__Aim of the exercise__
Number of lines with the string "main" in the entries below: report it, and nothing besides.
Available data Start Marker
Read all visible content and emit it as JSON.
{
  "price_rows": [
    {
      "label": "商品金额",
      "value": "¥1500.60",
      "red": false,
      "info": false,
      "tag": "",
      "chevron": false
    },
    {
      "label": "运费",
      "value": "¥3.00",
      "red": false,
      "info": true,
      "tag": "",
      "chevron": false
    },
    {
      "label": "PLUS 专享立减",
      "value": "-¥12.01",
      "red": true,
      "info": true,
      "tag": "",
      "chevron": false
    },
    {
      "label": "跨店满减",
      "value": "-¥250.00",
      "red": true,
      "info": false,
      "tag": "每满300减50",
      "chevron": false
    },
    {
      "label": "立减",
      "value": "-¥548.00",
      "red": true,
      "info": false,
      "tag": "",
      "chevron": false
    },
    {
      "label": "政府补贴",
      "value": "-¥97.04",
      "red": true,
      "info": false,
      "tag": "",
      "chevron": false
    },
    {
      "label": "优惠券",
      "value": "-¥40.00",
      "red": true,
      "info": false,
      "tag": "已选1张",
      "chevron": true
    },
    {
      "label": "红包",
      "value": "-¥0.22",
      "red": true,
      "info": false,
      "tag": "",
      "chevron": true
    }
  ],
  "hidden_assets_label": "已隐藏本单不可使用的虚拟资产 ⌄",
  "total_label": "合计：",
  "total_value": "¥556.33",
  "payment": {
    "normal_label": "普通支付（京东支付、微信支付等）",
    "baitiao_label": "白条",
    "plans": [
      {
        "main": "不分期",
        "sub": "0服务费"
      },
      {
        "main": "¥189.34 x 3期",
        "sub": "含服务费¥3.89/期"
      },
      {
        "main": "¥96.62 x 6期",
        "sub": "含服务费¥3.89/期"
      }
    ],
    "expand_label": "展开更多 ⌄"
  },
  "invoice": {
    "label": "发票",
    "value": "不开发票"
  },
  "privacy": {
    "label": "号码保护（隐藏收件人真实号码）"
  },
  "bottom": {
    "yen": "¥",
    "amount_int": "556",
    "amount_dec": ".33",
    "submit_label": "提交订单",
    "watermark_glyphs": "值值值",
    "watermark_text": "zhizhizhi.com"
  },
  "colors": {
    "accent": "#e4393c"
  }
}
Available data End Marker
__Problem solution__
3